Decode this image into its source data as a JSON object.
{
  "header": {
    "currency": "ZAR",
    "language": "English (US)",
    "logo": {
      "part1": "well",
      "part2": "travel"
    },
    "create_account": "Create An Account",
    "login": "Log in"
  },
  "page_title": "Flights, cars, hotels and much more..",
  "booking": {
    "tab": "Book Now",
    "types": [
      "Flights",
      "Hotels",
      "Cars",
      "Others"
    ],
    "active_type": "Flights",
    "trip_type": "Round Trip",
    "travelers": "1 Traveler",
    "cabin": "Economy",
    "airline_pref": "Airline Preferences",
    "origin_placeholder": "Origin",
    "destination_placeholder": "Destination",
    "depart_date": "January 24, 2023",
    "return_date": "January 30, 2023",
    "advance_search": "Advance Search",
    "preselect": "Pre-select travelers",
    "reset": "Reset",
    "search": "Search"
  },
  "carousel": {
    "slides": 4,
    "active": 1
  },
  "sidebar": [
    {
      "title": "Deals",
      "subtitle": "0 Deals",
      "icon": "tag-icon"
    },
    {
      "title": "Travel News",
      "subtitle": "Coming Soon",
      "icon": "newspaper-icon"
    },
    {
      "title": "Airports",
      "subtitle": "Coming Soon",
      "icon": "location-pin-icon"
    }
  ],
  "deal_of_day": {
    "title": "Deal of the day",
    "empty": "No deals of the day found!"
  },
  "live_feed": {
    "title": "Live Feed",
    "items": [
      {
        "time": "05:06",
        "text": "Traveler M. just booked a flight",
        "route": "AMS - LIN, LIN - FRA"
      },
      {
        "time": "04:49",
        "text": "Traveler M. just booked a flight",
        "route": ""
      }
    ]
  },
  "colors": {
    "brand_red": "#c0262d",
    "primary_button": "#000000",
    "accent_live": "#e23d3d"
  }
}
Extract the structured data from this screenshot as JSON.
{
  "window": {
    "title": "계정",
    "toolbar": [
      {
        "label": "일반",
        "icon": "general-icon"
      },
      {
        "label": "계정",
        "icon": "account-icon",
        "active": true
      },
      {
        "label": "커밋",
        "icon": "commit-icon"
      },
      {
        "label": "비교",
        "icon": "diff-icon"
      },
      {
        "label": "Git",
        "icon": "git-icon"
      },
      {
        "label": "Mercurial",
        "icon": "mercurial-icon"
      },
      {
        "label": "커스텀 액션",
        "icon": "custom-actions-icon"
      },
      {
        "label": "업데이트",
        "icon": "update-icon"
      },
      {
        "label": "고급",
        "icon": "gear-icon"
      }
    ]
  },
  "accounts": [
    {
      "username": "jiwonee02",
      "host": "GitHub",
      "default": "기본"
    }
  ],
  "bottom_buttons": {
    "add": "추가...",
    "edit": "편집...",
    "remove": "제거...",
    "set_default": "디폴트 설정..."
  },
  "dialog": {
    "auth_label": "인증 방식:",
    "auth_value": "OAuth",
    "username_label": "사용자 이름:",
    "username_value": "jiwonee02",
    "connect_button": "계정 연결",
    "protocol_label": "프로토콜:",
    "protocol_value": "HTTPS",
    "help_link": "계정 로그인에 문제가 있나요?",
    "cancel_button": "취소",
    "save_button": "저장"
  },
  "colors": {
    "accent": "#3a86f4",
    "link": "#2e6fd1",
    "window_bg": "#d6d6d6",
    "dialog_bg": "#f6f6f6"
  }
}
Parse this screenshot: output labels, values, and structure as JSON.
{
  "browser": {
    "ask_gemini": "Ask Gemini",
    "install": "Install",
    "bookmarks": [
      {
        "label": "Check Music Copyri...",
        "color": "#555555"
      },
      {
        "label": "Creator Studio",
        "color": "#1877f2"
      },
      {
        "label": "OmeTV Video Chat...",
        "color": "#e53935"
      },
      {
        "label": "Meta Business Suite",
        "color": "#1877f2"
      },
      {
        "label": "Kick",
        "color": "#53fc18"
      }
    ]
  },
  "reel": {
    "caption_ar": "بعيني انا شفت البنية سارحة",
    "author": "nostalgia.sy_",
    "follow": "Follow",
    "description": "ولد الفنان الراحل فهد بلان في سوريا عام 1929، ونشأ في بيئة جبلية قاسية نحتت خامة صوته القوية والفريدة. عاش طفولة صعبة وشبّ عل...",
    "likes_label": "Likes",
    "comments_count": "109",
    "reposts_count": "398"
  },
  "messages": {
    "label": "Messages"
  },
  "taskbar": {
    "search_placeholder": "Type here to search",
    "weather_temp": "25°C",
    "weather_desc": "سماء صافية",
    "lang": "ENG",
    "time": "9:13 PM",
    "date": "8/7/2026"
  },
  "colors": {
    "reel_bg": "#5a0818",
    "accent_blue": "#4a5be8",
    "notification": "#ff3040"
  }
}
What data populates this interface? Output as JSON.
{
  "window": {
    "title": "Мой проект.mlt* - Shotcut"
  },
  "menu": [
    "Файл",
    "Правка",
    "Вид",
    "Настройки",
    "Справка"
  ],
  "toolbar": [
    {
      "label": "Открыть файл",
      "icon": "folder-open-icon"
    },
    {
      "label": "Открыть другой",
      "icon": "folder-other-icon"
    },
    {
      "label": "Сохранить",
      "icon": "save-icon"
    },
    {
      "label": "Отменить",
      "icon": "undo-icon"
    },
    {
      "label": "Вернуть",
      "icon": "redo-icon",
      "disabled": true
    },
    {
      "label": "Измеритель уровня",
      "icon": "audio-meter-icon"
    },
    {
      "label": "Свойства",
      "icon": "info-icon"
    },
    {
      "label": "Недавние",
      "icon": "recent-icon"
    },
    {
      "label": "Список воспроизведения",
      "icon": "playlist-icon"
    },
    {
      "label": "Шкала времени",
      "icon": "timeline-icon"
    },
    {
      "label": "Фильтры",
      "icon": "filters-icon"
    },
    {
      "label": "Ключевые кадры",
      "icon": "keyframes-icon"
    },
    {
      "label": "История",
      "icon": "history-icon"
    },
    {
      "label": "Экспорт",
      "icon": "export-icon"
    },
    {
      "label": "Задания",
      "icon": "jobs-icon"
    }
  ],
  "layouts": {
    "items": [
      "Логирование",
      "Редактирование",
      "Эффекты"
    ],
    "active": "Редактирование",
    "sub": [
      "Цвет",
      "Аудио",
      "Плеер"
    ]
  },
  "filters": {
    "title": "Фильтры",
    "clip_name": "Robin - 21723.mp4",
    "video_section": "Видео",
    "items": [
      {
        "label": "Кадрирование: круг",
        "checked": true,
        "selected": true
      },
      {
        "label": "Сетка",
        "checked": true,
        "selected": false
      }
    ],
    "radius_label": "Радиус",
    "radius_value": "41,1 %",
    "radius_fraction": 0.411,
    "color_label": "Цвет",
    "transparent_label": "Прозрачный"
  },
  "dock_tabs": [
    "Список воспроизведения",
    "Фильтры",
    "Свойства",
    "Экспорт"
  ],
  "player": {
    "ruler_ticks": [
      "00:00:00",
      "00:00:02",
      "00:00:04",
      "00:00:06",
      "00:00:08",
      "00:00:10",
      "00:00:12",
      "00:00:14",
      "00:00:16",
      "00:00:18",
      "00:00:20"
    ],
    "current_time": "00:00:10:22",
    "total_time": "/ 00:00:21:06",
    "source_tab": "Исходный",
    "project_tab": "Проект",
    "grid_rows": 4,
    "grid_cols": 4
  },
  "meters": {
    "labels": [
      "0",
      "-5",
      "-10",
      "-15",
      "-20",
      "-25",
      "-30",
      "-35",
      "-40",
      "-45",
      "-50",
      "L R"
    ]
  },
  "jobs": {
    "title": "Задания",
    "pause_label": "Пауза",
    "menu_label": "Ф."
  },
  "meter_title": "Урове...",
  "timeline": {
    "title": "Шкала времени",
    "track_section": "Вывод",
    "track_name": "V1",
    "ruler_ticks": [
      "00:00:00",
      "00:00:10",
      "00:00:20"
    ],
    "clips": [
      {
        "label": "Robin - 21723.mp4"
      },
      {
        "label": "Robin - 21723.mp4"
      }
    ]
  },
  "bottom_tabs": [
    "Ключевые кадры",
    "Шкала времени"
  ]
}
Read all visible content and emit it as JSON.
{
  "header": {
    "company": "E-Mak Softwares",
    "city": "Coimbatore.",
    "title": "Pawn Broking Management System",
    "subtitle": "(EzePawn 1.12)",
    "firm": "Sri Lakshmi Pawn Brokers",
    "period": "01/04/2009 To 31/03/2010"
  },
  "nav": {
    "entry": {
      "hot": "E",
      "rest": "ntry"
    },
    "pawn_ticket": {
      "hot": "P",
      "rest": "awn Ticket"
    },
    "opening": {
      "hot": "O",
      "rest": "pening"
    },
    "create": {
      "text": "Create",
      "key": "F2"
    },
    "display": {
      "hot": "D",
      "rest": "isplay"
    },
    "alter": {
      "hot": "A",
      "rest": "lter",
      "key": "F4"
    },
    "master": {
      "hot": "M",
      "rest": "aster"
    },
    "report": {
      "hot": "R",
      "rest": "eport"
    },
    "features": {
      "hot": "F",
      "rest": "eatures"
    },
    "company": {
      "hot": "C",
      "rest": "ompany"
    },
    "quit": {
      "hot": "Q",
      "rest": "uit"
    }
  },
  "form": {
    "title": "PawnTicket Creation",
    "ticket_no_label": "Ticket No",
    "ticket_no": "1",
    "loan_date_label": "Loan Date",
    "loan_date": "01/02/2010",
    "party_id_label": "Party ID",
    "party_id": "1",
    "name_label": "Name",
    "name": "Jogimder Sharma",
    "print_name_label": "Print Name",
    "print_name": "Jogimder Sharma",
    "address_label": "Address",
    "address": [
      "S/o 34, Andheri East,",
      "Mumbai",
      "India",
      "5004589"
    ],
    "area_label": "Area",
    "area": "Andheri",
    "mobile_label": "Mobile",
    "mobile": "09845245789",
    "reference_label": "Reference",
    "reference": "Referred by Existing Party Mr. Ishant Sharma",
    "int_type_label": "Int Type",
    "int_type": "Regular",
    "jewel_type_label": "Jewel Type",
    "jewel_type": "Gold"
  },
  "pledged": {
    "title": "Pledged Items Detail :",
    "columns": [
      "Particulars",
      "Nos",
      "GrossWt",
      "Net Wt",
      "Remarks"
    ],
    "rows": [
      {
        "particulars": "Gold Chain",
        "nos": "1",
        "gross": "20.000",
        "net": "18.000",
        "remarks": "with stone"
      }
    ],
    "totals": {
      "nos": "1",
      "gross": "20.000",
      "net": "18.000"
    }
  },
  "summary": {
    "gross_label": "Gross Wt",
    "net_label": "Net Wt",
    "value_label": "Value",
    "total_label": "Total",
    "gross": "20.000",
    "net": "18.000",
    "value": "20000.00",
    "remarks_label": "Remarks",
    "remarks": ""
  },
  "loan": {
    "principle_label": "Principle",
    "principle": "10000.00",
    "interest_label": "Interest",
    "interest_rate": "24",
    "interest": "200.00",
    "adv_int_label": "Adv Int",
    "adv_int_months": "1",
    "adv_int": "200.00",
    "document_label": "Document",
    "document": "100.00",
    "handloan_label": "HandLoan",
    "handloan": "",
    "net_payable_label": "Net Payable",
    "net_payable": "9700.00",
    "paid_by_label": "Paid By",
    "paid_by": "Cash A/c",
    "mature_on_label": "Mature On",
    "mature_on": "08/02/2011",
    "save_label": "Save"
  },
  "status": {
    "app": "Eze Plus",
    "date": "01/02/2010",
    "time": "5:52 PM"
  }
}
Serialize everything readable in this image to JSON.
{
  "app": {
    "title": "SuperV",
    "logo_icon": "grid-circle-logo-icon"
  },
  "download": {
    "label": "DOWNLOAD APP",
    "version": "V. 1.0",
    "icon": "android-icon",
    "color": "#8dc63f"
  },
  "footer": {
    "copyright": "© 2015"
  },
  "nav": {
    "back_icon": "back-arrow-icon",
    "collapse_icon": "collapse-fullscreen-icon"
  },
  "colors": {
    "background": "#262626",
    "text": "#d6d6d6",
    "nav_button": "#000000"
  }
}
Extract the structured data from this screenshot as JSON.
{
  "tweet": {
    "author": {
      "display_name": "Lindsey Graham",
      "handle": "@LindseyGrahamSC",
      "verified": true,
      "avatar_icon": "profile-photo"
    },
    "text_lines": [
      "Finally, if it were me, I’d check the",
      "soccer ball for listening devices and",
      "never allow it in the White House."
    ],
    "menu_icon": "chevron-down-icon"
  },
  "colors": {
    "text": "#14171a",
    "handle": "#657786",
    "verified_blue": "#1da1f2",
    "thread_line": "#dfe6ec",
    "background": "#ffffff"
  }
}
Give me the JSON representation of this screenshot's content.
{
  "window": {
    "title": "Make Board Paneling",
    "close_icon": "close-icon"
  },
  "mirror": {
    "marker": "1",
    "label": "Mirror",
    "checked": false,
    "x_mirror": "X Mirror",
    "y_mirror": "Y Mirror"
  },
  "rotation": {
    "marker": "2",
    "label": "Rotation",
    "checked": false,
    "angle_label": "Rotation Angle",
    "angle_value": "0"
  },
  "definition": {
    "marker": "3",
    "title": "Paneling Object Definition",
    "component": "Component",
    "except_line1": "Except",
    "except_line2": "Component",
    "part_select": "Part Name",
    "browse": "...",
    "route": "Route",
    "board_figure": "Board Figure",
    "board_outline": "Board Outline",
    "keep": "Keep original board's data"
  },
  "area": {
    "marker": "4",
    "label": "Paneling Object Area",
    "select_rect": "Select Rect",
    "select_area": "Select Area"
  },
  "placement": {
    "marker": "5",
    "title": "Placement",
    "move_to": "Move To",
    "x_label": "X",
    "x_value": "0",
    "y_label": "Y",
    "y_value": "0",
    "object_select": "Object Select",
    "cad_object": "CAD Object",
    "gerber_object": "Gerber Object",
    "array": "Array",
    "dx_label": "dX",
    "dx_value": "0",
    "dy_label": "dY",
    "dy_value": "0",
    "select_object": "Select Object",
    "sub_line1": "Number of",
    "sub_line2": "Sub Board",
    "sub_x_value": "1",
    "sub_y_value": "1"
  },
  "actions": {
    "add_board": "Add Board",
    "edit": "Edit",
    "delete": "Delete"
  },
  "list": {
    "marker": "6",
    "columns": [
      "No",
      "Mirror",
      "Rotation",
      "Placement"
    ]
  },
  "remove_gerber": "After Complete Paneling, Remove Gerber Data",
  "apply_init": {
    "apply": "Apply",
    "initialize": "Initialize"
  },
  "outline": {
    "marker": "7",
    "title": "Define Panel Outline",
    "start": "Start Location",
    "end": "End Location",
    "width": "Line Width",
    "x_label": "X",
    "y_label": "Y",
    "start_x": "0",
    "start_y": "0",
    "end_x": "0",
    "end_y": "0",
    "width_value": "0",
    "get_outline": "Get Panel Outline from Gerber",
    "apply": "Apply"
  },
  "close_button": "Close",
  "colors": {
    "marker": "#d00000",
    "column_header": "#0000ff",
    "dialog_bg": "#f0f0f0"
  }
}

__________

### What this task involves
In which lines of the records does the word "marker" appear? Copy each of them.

### Response area
    "marker": "1",
    "marker": "2",
    "marker": "3",
    "marker": "4",
    "marker": "5",
    "marker": "6",
    "marker": "7",
    "marker": "#d00000",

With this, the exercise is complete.